## WHAT TO PRODUCE
Of the entries that follow, how many lines hold the word "thumb"? Reply with the number only.

──────── TASK INPUTS ────────

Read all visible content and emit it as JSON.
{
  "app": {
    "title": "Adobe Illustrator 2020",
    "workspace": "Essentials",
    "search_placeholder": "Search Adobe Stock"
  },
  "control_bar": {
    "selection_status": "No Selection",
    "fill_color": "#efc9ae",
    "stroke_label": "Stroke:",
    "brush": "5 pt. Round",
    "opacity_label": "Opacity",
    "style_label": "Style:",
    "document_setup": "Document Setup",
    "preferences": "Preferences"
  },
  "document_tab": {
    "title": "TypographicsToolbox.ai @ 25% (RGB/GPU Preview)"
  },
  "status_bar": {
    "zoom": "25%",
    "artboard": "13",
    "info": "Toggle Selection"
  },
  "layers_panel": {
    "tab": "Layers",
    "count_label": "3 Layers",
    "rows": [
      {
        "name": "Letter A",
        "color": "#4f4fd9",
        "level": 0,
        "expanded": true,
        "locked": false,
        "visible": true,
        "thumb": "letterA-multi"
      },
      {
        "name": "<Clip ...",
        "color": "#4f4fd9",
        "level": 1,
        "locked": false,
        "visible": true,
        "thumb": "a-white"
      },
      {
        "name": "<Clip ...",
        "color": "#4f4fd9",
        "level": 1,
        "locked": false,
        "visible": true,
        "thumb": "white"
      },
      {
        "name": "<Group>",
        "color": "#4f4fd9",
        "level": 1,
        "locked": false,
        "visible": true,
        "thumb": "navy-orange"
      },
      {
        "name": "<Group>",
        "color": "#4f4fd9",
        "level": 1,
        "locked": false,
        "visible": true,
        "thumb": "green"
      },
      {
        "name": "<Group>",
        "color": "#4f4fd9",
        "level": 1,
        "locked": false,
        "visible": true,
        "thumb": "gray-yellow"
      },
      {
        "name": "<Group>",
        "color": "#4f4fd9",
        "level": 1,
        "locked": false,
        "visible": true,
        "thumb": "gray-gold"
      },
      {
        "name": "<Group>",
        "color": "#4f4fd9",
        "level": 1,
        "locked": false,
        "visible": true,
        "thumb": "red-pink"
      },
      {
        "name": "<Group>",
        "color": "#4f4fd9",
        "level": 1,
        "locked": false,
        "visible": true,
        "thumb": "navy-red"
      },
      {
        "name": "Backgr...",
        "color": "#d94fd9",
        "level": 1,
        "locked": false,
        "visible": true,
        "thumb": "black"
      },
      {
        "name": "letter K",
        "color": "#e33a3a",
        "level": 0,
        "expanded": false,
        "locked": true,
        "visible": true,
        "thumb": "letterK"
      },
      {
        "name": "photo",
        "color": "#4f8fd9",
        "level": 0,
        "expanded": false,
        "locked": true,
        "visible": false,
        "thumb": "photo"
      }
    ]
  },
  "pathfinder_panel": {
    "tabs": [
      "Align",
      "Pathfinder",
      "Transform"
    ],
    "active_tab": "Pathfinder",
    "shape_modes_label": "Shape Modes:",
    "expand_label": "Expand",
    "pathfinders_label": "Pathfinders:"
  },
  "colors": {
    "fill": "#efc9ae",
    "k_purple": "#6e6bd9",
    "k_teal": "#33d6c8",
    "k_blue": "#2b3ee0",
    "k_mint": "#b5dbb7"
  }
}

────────

## WRITTEN ANSWER
12